MATERIALS PROVIDED
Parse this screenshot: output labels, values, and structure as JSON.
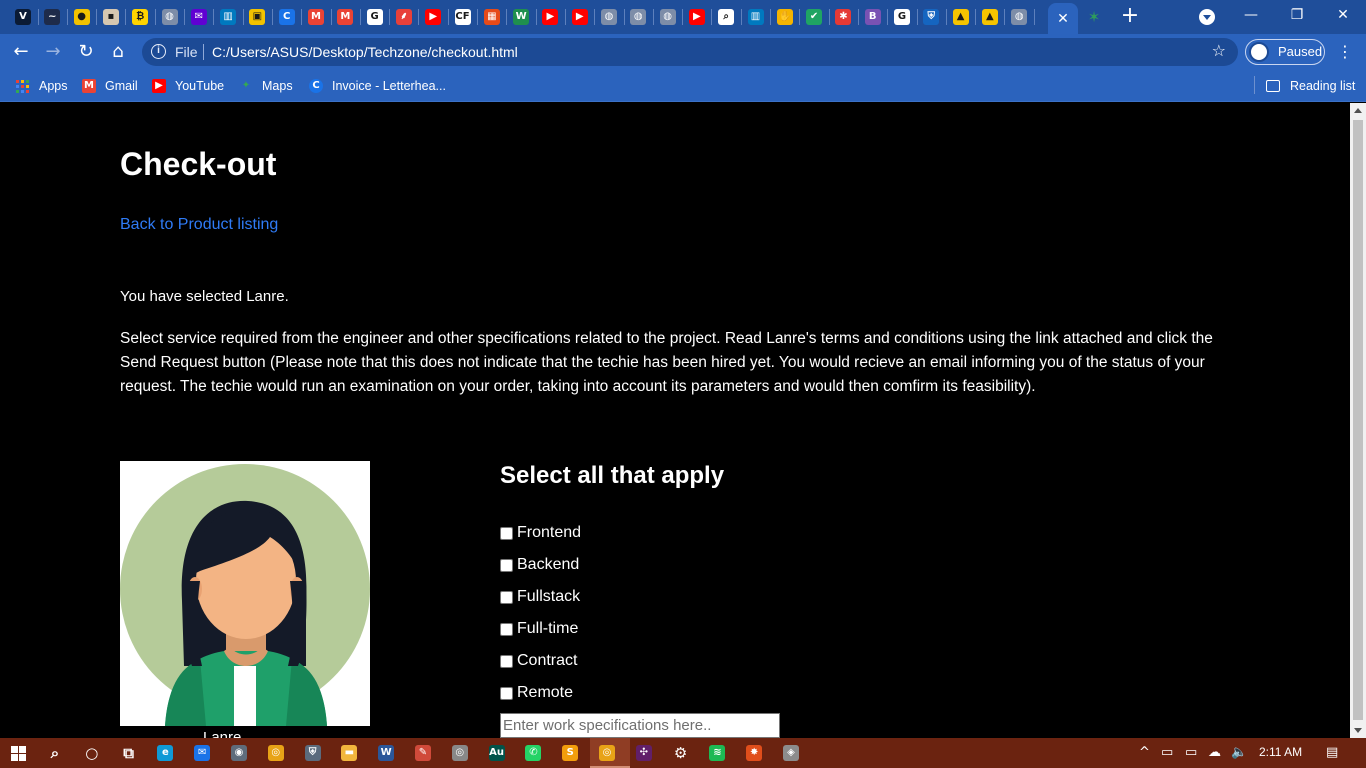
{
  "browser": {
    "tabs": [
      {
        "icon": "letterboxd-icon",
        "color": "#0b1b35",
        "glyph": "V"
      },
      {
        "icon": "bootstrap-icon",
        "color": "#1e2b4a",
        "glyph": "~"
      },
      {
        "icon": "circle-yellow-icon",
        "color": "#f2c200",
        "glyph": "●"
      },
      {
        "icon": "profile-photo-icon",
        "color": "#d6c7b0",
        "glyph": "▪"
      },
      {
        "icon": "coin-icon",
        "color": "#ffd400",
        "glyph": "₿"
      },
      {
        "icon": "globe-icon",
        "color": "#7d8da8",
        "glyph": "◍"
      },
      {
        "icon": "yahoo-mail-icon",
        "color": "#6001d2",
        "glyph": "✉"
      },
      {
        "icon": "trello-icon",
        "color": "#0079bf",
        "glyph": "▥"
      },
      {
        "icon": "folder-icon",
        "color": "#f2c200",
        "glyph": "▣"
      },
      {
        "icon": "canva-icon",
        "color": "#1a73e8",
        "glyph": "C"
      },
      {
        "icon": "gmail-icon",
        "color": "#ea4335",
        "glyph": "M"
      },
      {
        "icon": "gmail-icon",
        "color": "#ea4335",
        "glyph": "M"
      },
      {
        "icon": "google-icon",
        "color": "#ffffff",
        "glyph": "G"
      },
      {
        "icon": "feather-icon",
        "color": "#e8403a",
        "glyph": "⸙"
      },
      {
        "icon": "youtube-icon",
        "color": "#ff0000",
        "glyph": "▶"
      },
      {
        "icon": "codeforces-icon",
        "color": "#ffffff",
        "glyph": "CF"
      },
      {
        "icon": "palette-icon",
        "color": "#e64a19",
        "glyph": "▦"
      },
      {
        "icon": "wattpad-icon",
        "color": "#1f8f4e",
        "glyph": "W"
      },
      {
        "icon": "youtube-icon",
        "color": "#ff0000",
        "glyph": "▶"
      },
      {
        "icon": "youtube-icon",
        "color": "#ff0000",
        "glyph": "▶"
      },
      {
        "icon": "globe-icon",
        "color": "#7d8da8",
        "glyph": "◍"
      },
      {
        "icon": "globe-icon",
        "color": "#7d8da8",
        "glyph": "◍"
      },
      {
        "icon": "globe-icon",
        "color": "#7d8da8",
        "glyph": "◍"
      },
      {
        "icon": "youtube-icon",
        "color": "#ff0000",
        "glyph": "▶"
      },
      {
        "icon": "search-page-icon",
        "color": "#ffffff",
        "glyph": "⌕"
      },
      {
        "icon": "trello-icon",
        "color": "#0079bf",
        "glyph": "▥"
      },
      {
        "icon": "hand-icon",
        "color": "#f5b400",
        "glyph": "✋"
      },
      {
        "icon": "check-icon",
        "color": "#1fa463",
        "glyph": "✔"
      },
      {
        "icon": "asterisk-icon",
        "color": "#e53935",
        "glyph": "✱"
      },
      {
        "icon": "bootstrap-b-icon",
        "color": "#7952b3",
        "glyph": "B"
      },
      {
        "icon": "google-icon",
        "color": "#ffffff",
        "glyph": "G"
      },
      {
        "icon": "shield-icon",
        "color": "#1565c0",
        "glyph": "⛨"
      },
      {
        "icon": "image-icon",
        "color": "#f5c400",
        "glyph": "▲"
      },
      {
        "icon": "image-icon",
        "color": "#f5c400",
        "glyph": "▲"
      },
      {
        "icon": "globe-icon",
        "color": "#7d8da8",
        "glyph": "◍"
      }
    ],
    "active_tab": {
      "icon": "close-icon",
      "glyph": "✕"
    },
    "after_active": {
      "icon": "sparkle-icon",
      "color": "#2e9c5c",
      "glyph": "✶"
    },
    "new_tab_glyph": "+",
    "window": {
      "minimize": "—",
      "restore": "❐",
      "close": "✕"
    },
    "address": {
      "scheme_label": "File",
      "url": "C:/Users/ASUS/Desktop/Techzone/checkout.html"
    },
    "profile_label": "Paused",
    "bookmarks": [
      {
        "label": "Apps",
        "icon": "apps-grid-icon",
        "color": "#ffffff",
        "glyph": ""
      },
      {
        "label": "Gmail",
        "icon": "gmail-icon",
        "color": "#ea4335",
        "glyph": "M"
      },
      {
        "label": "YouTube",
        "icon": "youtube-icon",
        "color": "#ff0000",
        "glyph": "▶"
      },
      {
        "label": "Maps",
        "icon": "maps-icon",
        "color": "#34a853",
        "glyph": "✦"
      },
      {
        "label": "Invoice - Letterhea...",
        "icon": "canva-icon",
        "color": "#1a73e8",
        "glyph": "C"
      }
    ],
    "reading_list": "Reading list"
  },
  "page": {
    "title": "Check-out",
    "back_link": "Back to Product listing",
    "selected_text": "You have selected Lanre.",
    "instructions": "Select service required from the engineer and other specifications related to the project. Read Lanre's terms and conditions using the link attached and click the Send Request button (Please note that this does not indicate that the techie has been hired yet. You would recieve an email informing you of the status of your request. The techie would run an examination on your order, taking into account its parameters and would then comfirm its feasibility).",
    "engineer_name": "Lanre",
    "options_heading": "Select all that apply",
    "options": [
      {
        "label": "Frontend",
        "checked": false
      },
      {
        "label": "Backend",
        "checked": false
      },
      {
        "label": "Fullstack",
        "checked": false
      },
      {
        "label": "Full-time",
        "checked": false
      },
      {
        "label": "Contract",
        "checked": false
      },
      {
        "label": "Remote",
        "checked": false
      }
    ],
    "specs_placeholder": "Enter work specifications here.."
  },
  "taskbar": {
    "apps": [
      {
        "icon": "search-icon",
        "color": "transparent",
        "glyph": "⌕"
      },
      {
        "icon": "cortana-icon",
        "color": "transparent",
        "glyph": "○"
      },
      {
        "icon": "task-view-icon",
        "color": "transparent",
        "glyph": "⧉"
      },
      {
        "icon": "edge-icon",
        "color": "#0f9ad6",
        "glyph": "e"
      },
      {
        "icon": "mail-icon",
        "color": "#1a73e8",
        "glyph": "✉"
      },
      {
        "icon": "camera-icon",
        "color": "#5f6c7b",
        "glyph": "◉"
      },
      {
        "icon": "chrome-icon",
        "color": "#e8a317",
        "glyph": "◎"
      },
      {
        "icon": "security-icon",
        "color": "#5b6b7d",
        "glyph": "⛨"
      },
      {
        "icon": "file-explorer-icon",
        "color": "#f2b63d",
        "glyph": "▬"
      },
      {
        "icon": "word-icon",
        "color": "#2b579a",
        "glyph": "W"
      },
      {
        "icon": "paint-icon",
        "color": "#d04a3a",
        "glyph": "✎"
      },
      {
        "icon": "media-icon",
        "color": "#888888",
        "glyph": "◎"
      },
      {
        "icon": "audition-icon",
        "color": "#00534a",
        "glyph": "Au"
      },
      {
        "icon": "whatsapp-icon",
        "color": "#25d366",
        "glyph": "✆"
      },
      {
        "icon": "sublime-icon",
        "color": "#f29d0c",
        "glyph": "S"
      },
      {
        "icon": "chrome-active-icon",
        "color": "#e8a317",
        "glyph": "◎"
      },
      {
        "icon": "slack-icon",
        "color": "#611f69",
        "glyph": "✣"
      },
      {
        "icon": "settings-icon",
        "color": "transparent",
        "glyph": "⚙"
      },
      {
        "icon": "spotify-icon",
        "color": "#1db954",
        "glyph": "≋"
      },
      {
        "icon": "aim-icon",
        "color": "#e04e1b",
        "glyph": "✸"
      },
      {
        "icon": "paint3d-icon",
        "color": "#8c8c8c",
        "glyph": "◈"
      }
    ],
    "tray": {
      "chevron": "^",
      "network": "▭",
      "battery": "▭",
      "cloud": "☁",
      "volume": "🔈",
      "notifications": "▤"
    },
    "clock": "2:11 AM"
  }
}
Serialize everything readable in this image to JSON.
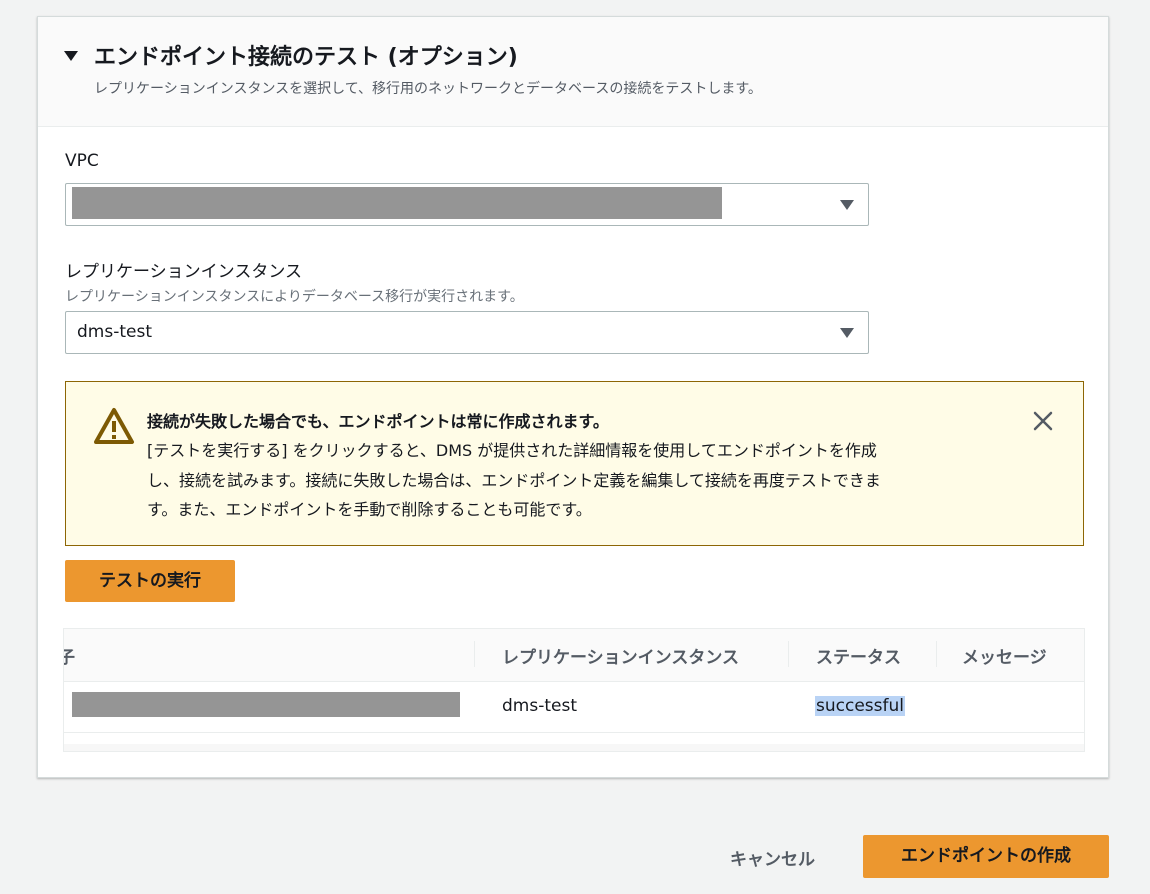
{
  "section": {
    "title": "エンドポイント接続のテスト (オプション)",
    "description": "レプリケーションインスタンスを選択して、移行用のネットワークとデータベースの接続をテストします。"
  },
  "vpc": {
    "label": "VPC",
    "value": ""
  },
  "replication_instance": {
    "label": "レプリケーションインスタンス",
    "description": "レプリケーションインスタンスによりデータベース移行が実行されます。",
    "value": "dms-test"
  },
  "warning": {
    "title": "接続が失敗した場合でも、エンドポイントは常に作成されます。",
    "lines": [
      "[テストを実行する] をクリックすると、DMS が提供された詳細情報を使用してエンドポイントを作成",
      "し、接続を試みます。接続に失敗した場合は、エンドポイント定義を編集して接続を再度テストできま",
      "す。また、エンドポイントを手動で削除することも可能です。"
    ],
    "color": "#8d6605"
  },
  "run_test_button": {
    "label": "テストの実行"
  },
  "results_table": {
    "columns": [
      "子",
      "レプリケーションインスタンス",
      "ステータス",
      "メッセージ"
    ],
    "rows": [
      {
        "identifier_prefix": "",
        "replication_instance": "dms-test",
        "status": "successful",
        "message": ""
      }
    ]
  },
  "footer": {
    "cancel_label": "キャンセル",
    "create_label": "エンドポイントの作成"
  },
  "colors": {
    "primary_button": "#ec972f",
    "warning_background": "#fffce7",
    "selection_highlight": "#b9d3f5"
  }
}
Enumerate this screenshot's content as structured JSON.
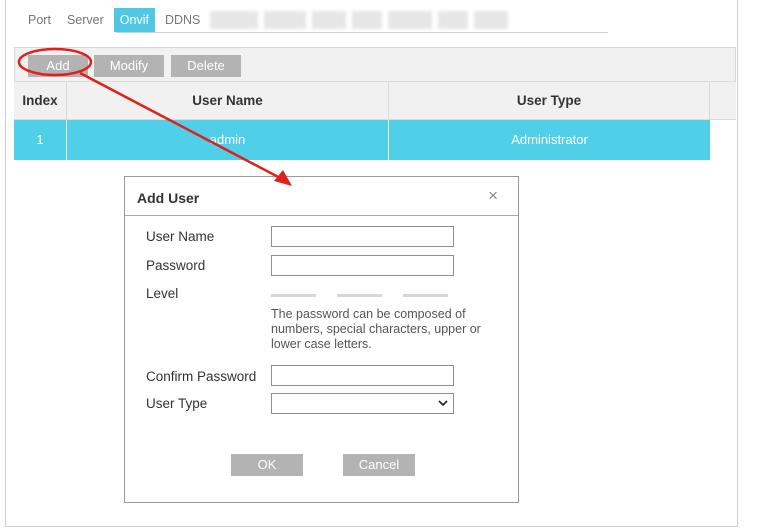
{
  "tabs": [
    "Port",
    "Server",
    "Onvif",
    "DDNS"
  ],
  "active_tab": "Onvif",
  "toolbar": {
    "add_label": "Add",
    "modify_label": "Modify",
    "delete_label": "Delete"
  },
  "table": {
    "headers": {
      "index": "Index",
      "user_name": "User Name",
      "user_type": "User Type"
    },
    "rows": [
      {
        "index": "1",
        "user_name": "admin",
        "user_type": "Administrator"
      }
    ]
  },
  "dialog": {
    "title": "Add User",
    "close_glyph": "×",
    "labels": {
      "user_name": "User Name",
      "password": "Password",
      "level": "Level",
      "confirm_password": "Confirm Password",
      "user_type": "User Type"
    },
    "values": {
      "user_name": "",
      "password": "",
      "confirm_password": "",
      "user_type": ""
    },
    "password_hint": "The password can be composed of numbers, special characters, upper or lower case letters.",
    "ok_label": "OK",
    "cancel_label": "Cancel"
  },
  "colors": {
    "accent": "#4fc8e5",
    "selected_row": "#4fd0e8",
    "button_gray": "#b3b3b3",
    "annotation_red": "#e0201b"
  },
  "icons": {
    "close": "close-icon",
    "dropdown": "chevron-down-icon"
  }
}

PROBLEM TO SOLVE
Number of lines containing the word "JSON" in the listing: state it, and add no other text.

SOLUTION FOR THIS EXERCISE
3